**About this task**
Would you set down every entry shown below, precisely as written?

[[ Provided data open ]]

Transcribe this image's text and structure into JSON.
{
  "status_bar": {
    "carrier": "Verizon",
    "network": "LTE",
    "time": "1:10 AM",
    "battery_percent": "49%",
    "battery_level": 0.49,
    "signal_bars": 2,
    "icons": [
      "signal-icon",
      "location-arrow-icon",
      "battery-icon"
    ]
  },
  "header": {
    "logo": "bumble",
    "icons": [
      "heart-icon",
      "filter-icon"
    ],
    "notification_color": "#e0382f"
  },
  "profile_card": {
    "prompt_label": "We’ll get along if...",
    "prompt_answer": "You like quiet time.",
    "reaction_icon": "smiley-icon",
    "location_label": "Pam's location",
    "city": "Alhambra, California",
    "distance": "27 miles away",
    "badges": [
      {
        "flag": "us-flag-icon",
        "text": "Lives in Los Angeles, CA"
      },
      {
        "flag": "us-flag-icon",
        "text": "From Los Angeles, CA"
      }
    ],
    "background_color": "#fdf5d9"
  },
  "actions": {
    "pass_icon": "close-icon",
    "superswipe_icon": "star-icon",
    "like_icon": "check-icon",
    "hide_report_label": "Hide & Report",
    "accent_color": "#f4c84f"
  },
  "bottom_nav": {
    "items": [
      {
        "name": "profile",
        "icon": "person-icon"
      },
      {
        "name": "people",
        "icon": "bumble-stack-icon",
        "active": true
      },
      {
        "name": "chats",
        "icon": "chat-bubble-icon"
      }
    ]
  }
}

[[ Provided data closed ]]

**Result below**
Transcribe this image's text and structure into JSON.
{
  "status_bar": {
    "carrier": "Verizon",
    "network": "LTE",
    "time": "1:10 AM",
    "battery_percent": "49%",
    "battery_level": 0.49,
    "signal_bars": 2,
    "icons": [
      "signal-icon",
      "location-arrow-icon",
      "battery-icon"
    ]
  },
  "header": {
    "logo": "bumble",
    "icons": [
      "heart-icon",
      "filter-icon"
    ],
    "notification_color": "#e0382f"
  },
  "profile_card": {
    "prompt_label": "We’ll get along if...",
    "prompt_answer": "You like quiet time.",
    "reaction_icon": "smiley-icon",
    "location_label": "Pam's location",
    "city": "Alhambra, California",
    "distance": "27 miles away",
    "badges": [
      {
        "flag": "us-flag-icon",
        "text": "Lives in Los Angeles, CA"
      },
      {
        "flag": "us-flag-icon",
        "text": "From Los Angeles, CA"
      }
    ],
    "background_color": "#fdf5d9"
  },
  "actions": {
    "pass_icon": "close-icon",
    "superswipe_icon": "star-icon",
    "like_icon": "check-icon",
    "hide_report_label": "Hide & Report",
    "accent_color": "#f4c84f"
  },
  "bottom_nav": {
    "items": [
      {
        "name": "profile",
        "icon": "person-icon"
      },
      {
        "name": "people",
        "icon": "bumble-stack-icon",
        "active": true
      },
      {
        "name": "chats",
        "icon": "chat-bubble-icon"
      }
    ]
  }
}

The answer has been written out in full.